* [Supplied data]
==*==

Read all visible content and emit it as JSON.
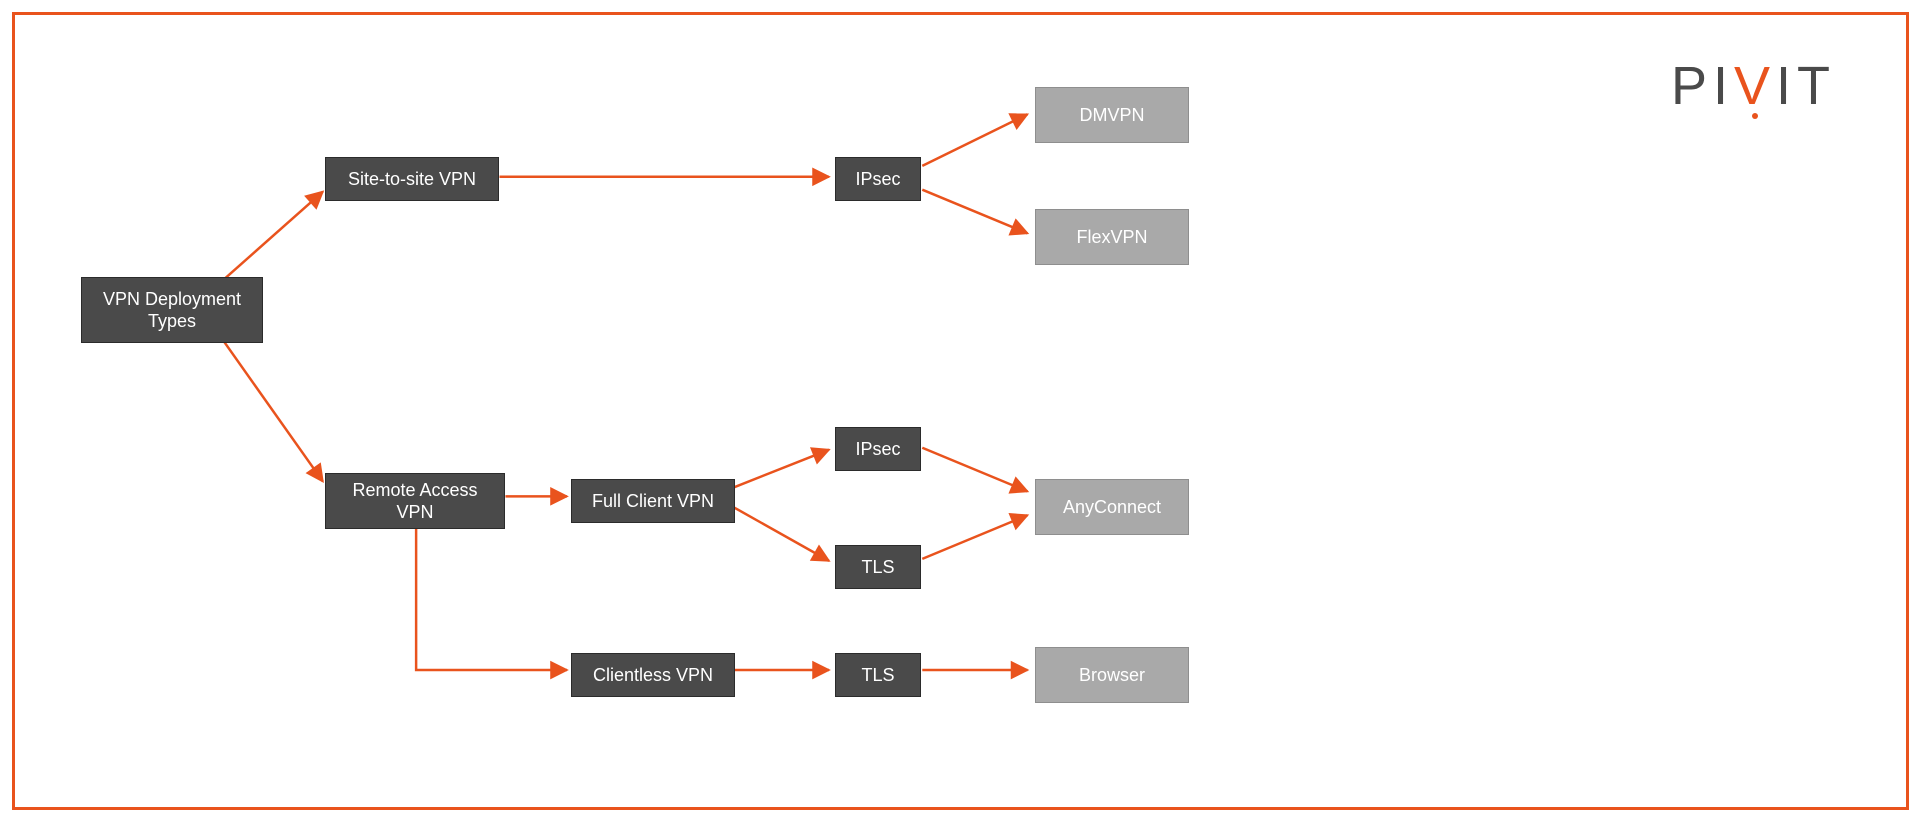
{
  "brand": {
    "text_grey_1": "PI",
    "text_orange": "V",
    "text_grey_2": "IT"
  },
  "colors": {
    "accent": "#e9531d",
    "node_dark": "#4a4a4a",
    "node_light": "#a9a9a9"
  },
  "nodes": {
    "root": {
      "label": "VPN Deployment Types"
    },
    "site": {
      "label": "Site-to-site VPN"
    },
    "ipsec_s": {
      "label": "IPsec"
    },
    "dmvpn": {
      "label": "DMVPN"
    },
    "flexvpn": {
      "label": "FlexVPN"
    },
    "remote": {
      "label": "Remote Access VPN"
    },
    "fullclient": {
      "label": "Full Client VPN"
    },
    "ipsec_r": {
      "label": "IPsec"
    },
    "tls_r": {
      "label": "TLS"
    },
    "anyconnect": {
      "label": "AnyConnect"
    },
    "clientless": {
      "label": "Clientless VPN"
    },
    "tls_c": {
      "label": "TLS"
    },
    "browser": {
      "label": "Browser"
    }
  }
}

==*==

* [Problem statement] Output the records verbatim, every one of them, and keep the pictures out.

* [Task solution]
Read all visible content and emit it as JSON.
{
  "brand": {
    "text_grey_1": "PI",
    "text_orange": "V",
    "text_grey_2": "IT"
  },
  "colors": {
    "accent": "#e9531d",
    "node_dark": "#4a4a4a",
    "node_light": "#a9a9a9"
  },
  "nodes": {
    "root": {
      "label": "VPN Deployment Types"
    },
    "site": {
      "label": "Site-to-site VPN"
    },
    "ipsec_s": {
      "label": "IPsec"
    },
    "dmvpn": {
      "label": "DMVPN"
    },
    "flexvpn": {
      "label": "FlexVPN"
    },
    "remote": {
      "label": "Remote Access VPN"
    },
    "fullclient": {
      "label": "Full Client VPN"
    },
    "ipsec_r": {
      "label": "IPsec"
    },
    "tls_r": {
      "label": "TLS"
    },
    "anyconnect": {
      "label": "AnyConnect"
    },
    "clientless": {
      "label": "Clientless VPN"
    },
    "tls_c": {
      "label": "TLS"
    },
    "browser": {
      "label": "Browser"
    }
  }
}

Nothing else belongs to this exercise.